Data about app and page elements
· · · ·

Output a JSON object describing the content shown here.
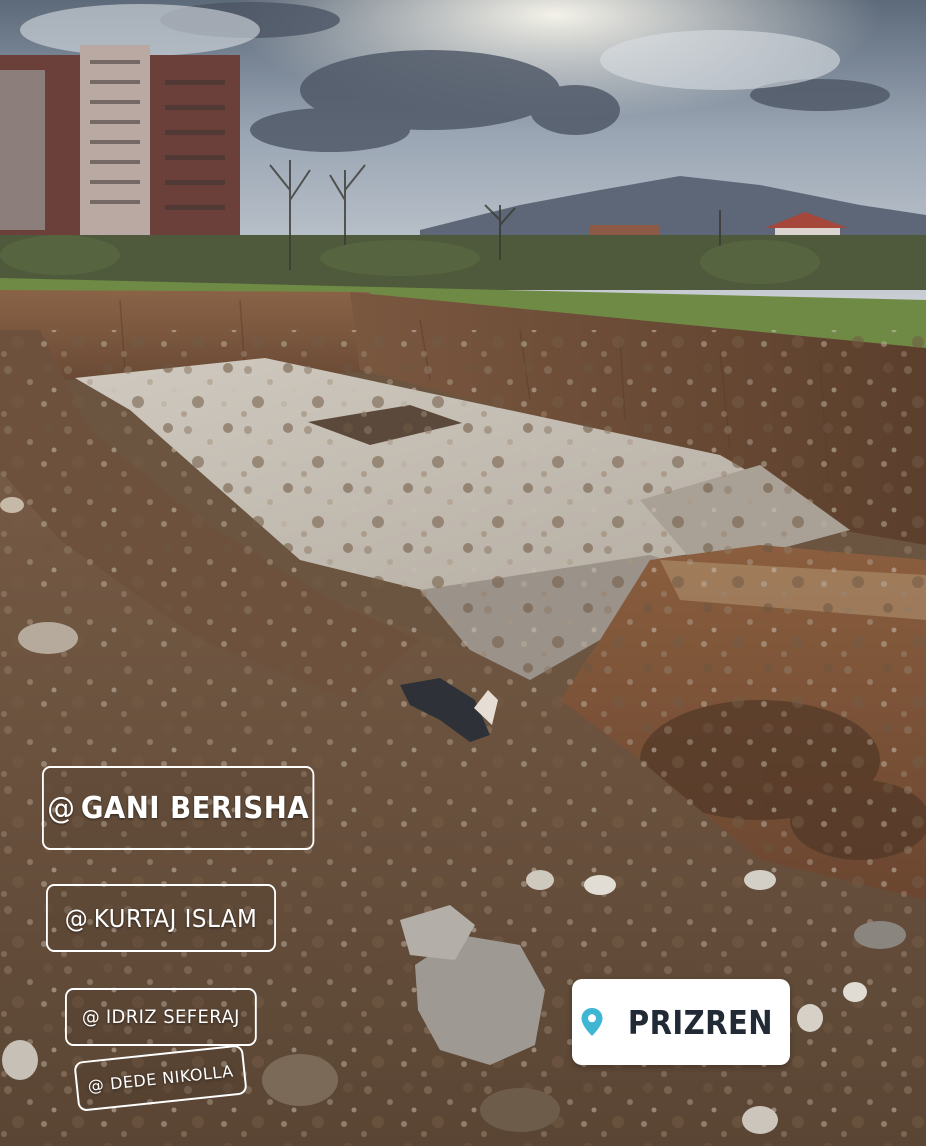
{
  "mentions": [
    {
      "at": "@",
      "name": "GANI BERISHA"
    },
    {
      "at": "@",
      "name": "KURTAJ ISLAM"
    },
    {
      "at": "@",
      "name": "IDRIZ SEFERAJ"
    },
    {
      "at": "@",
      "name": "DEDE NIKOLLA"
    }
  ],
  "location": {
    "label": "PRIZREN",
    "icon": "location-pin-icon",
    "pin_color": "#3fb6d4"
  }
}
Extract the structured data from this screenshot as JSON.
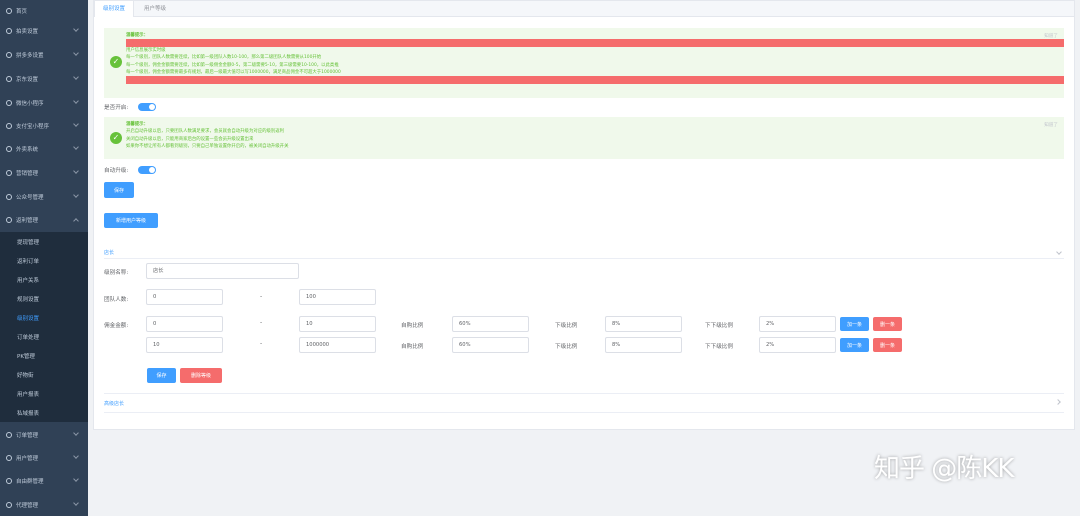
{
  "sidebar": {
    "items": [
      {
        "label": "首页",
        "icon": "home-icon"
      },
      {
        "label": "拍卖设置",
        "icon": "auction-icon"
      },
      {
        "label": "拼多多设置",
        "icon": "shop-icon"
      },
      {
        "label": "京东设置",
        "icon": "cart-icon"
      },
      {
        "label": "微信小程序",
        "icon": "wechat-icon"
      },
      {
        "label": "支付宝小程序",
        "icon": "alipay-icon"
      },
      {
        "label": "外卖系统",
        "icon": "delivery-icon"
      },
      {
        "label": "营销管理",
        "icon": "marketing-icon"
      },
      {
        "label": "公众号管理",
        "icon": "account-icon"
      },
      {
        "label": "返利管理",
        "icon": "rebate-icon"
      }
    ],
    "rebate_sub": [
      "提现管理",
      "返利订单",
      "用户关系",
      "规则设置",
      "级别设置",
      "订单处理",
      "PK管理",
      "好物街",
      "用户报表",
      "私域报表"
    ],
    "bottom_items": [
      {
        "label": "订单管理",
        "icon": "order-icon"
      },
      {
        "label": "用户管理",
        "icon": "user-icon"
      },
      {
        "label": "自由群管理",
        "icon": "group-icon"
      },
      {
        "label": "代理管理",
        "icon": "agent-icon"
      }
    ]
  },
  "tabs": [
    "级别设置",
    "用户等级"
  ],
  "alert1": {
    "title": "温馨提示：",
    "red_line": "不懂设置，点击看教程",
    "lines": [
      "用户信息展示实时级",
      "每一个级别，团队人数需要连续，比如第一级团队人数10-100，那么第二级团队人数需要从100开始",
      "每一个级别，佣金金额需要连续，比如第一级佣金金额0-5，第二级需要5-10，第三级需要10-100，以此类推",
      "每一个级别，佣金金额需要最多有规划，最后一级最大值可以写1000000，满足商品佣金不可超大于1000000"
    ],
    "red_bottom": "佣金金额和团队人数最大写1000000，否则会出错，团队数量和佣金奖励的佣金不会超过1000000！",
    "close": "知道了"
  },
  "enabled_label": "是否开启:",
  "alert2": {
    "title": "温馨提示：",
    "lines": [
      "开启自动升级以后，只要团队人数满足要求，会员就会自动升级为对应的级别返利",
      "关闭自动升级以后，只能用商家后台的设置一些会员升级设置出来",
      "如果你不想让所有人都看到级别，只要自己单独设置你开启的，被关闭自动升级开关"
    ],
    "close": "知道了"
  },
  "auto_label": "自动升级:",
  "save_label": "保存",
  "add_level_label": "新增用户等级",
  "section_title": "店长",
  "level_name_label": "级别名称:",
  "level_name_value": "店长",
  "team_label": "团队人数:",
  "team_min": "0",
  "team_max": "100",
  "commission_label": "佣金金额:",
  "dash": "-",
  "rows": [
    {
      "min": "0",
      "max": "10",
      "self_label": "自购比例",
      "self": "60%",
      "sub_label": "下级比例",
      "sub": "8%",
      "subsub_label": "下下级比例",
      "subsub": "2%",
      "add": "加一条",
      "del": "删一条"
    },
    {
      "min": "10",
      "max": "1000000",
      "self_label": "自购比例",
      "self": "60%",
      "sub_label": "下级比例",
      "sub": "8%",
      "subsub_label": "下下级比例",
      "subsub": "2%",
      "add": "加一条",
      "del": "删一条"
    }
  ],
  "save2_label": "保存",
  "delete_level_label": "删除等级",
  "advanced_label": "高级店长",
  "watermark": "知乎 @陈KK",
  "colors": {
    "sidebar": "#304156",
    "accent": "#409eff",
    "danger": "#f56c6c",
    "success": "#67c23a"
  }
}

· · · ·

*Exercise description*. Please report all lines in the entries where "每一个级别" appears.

*Reply to the task*.
      "每一个级别，团队人数需要连续，比如第一级团队人数10-100，那么第二级团队人数需要从100开始",
      "每一个级别，佣金金额需要连续，比如第一级佣金金额0-5，第二级需要5-10，第三级需要10-100，以此类推",
      "每一个级别，佣金金额需要最多有规划，最后一级最大值可以写1000000，满足商品佣金不可超大于1000000"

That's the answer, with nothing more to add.